Now that the warm weather is here, many students would (understandably) like to take a break and enjoy the season.
But for juniors in particular, there is pressure to finish strong in classes and perform well on college entrance exams next month. They’ve watched their senior friends and siblings and are well aware of the stress involved in college acceptance/denial that will soon be coming their way.
As parents, it is important for us to be supportive and not add to our children’s stress levels through expectations of perfection in academics.
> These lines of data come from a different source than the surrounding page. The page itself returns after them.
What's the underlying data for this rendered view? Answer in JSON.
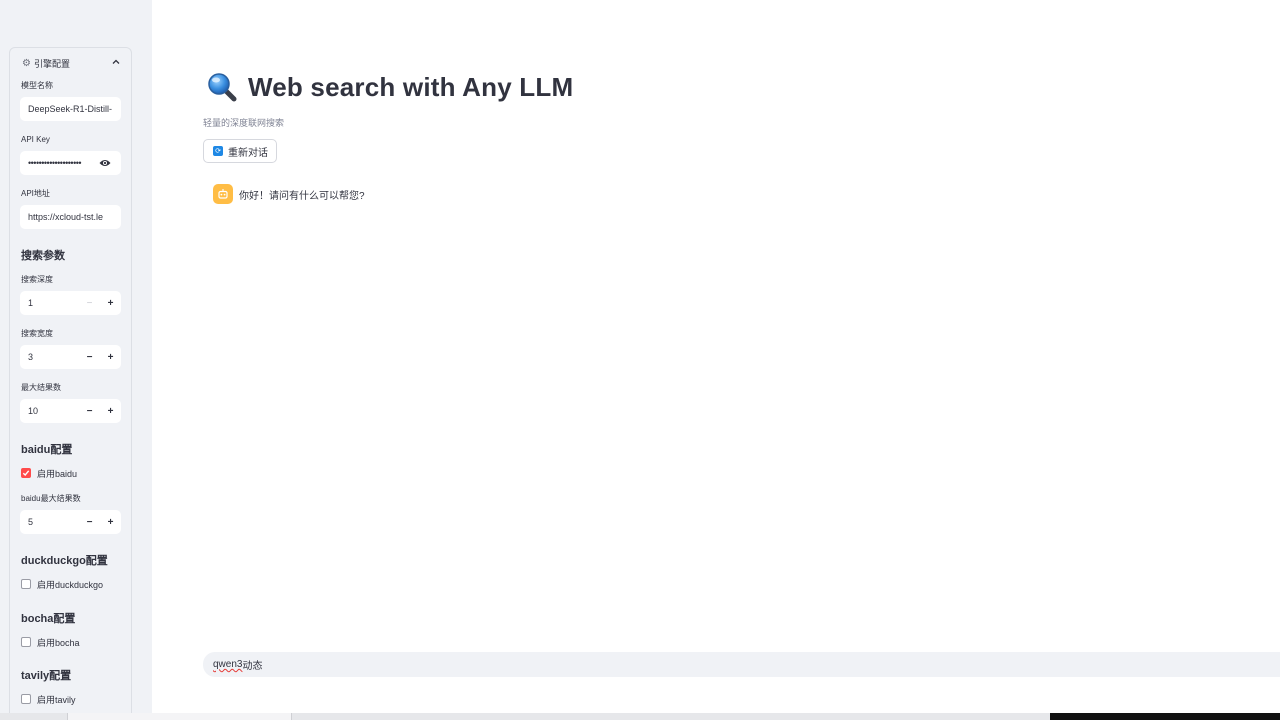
{
  "sidebar": {
    "panel_title": "引擎配置",
    "model_name": {
      "label": "模型名称",
      "value": "DeepSeek-R1-Distill-"
    },
    "api_key": {
      "label": "API Key",
      "value": "••••••••••••••••••••"
    },
    "api_url": {
      "label": "API地址",
      "value": "https://xcloud-tst.le"
    },
    "search_params": {
      "title": "搜索参数",
      "depth": {
        "label": "搜索深度",
        "value": "1"
      },
      "breadth": {
        "label": "搜索宽度",
        "value": "3"
      },
      "max_results": {
        "label": "最大结果数",
        "value": "10"
      }
    },
    "baidu": {
      "title": "baidu配置",
      "enable_label": "启用baidu",
      "enabled": true,
      "max_results": {
        "label": "baidu最大结果数",
        "value": "5"
      }
    },
    "duckduckgo": {
      "title": "duckduckgo配置",
      "enable_label": "启用duckduckgo",
      "enabled": false
    },
    "bocha": {
      "title": "bocha配置",
      "enable_label": "启用bocha",
      "enabled": false
    },
    "tavily": {
      "title": "tavily配置",
      "enable_label": "启用tavily",
      "enabled": false
    },
    "minus": "−",
    "plus": "+"
  },
  "main": {
    "title": "Web search with Any LLM",
    "subtitle": "轻量的深度联网搜索",
    "reset_button": "重新对话",
    "assistant_message": "你好！请问有什么可以帮您?",
    "chat_input_prefix": "qwen3",
    "chat_input_suffix": "动态"
  },
  "colors": {
    "accent": "#ff4b4b",
    "sidebar_bg": "#f0f2f6",
    "avatar_bg": "#ffbd45",
    "text": "#31333f"
  }
}
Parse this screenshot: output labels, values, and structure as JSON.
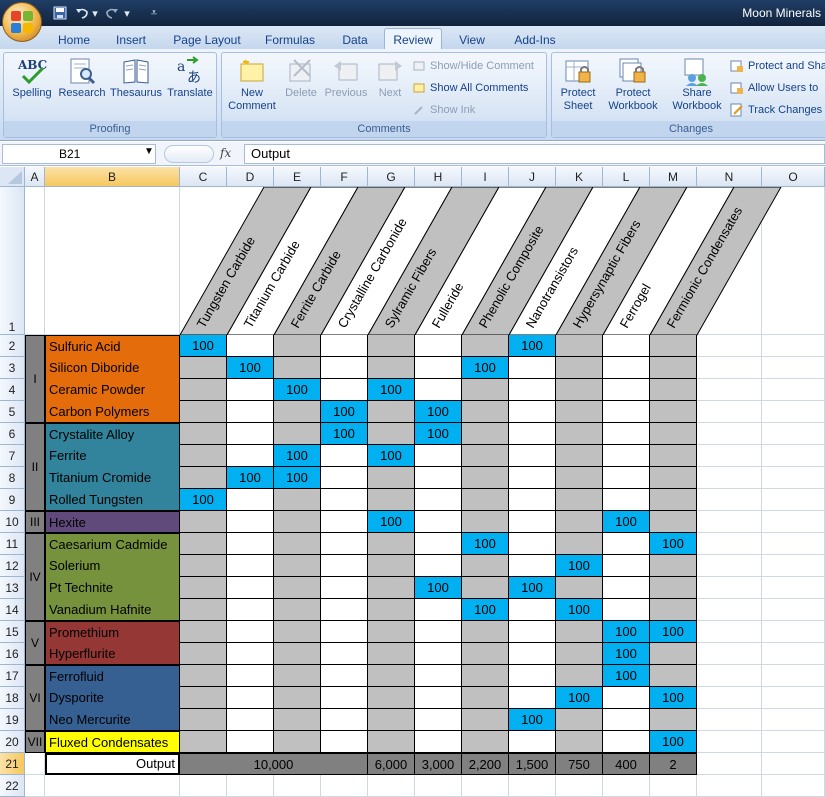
{
  "window": {
    "title": "Moon Minerals"
  },
  "tabs": [
    "Home",
    "Insert",
    "Page Layout",
    "Formulas",
    "Data",
    "Review",
    "View",
    "Add-Ins"
  ],
  "active_tab": "Review",
  "ribbon": {
    "proofing": {
      "label": "Proofing",
      "spelling": "Spelling",
      "research": "Research",
      "thesaurus": "Thesaurus",
      "translate": "Translate"
    },
    "comments": {
      "label": "Comments",
      "new_comment": "New Comment",
      "delete": "Delete",
      "previous": "Previous",
      "next": "Next",
      "show_hide": "Show/Hide Comment",
      "show_all": "Show All Comments",
      "show_ink": "Show Ink"
    },
    "changes": {
      "label": "Changes",
      "protect_sheet": "Protect Sheet",
      "protect_workbook": "Protect Workbook",
      "share_workbook": "Share Workbook",
      "protect_share": "Protect and Sha",
      "allow_users": "Allow Users to",
      "track_changes": "Track Changes"
    }
  },
  "formula_bar": {
    "name_box": "B21",
    "fx": "fx",
    "content": "Output"
  },
  "columns": [
    "A",
    "B",
    "C",
    "D",
    "E",
    "F",
    "G",
    "H",
    "I",
    "J",
    "K",
    "L",
    "M",
    "N",
    "O"
  ],
  "rows": [
    "1",
    "2",
    "3",
    "4",
    "5",
    "6",
    "7",
    "8",
    "9",
    "10",
    "11",
    "12",
    "13",
    "14",
    "15",
    "16",
    "17",
    "18",
    "19",
    "20",
    "21",
    "22"
  ],
  "products": [
    "Tungsten Carbide",
    "Titanium Carbide",
    "Ferrite Carbide",
    "Crystalline Carbonide",
    "Sylramic Fibers",
    "Fulleride",
    "Phenolic Composite",
    "Nanotransistors",
    "Hypersynaptic Fibers",
    "Ferrogel",
    "Fermionic Condensates"
  ],
  "tiers": [
    {
      "roman": "I",
      "color": "#e46c0a",
      "minerals": [
        "Sulfuric Acid",
        "Silicon Diboride",
        "Ceramic Powder",
        "Carbon Polymers"
      ]
    },
    {
      "roman": "II",
      "color": "#31849b",
      "minerals": [
        "Crystalite Alloy",
        "Ferrite",
        "Titanium Cromide",
        "Rolled Tungsten"
      ]
    },
    {
      "roman": "III",
      "color": "#604a7b",
      "minerals": [
        "Hexite"
      ]
    },
    {
      "roman": "IV",
      "color": "#76923c",
      "minerals": [
        "Caesarium Cadmide",
        "Solerium",
        "Pt Technite",
        "Vanadium Hafnite"
      ]
    },
    {
      "roman": "V",
      "color": "#953735",
      "minerals": [
        "Promethium",
        "Hyperflurite"
      ]
    },
    {
      "roman": "VI",
      "color": "#366092",
      "minerals": [
        "Ferrofluid",
        "Dysporite",
        "Neo Mercurite"
      ]
    },
    {
      "roman": "VII",
      "color": "#ffff00",
      "minerals": [
        "Fluxed Condensates"
      ]
    }
  ],
  "cell_value": "100",
  "matrix": [
    [
      0,
      7
    ],
    [
      1,
      6
    ],
    [
      2,
      4
    ],
    [
      3,
      5
    ],
    [
      5,
      3
    ],
    [
      4,
      2
    ],
    [
      2,
      1
    ],
    [
      0,
      0
    ],
    [
      4,
      9
    ],
    [
      6,
      10
    ],
    [
      8
    ],
    [
      5,
      7
    ],
    [
      6,
      8
    ],
    [
      9,
      10
    ],
    [
      9
    ],
    [
      9
    ],
    [
      8,
      10
    ],
    [
      7
    ],
    [
      10
    ]
  ],
  "output": {
    "label": "Output",
    "merged_value": "10,000",
    "values": [
      "6,000",
      "3,000",
      "2,200",
      "1,500",
      "750",
      "400",
      "2"
    ]
  },
  "colors": {
    "cell_blue": "#00b0f0",
    "gray": "#c0c0c0",
    "output_gray": "#808080",
    "selection": "#f6c85e"
  }
}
Of course, we want them to thrive and learn to take care of their own responsibilities, especially if they will soon be living away from home.
Even so, we must walk a fine line and recognize that this time in a young person’s life can be particularly difficult.
Earlier this month, I attended a luncheon sponsored by Summit Education to hear Dr. Richard Ginsburg speak about mental health among our students today. He is on the faculty at Harvard, works with the Red Sox and has a practice at Newton-Wellesley Hospital (in other words, he knows his stuff!).
Dr. Ginsburg provided some stats from the National Institute of Mental Health to support what we have all been hearing: Today’s students have high rates of anxiety and depression.
- Teen boys and girls have greater rates of depression (14% higher) and anxiety (24% higher) than they did a decade ago.
- 10% of college students consider suicide.
- Only 50% of teens with psychiatric issues (anxiety, depression, eating disorders, etc.) seek out treatment.
He went on to emphasize how important it is for parents to pay attention and notice changes in our children – and to seek out professional help if things do not seem right. These warning signs may include changes in appetite, sleeping habits, social patterns, emotional state, willingness to attend school, and more.
Dr. Ginsburg also discussed the importance of coping skills, something that can be useful at any point in life and something that we, as parents, can model for our children. This may involve having them see us make mistakes, learn from them, and move on, as well as watching how we find healthy ways to unwind each day.
Specifically, he recommends the daily practice of mindfulness. These two apps, in fact, can help your children (and you!) develop this beneficial habit: https://www.headspace.com/ and https://www.calm.com/
For those who fare better with more active techniques for staying in the moment – a walk in the woods, a run, deep breathing, yoga, etc. – Dr. Ginsburg suggests learning these skills now, before heading off to college.
Finally, meeting with a counselor or therapist is a great way to learn individualized coping skills as well. If a therapist is not needed or available, having an adult that a student can reach out to for help (in addition to a parent) can be very beneficial, both now and in college.
And by the way, I’d be remiss if I didn’t mention one of my most frequent recommendations, one confirmed by Dr. Ginsburg: Get more sleep! Adolescents need nine hours of sleep per night. Help your child understand that this time will help them perform better … on tests, in the big game, and in life in general!
Enjoy the warm weather and congratulations to graduating seniors!